The new year has begun. It’s our chance to start again, to do it right this time and have another shot at success. The idea has prevailed since the dawn of history.

New year celebrations date back more than 4,000 years, to the ancient Egyptians and Babylonians. Their celebration of the new year occurred around March 23 each year — logical for them, since spring represented the birth of new life.

The Babylonians made New Year’s resolutions, too — their most popular goal of self-improvement was “to return borrowed farm equipment.”

Romans observed the new year on March 25, but their calendar had fallen out of sync with the sun. In 46 B.C., Julius Caesar established what is known as the Julian calendar, with January 1 as the first day of the year.

In order to do it, Caesar had to let the previous year run for 445 days!

The tradition of using a baby to signify the new year began in Greece around 600 B.C. Greeks honored the god of wine, Dionysus, with a baby in a basket, representing the annual rebirth of that god as the spirit of fertility. Egyptians also used a baby as the symbol of rebirth.

Although Christians denounced the practice as pagan, the popularity of the baby as a symbol of rebirth forced the church to reevaluate its position. Its members were finally allowed to celebrate the new year with a baby, which was said to symbolize the birth of the baby Jesus.
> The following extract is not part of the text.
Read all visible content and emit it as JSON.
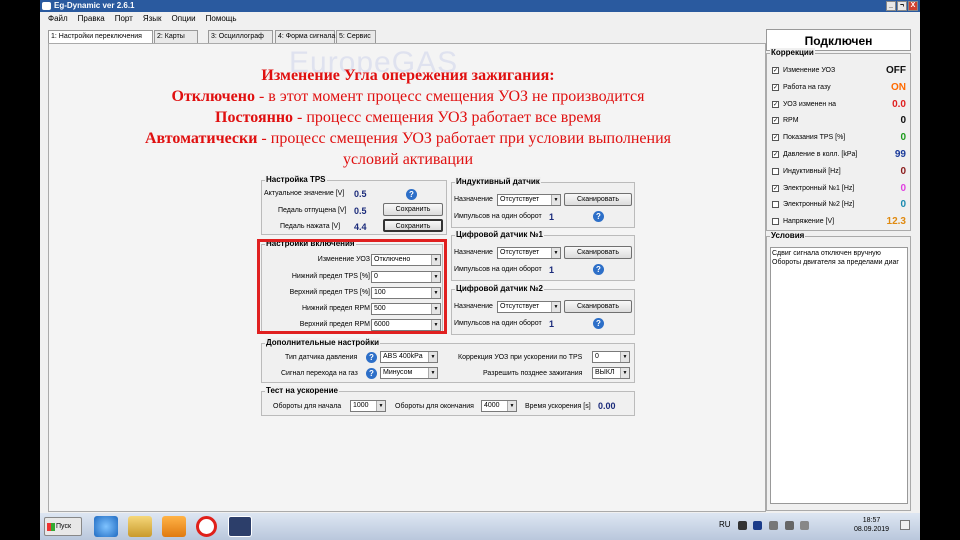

The use of an image of a baby with a festive banner as a symbolic representation of the new year was brought to early America by the Germans. They had done so since the 14th century.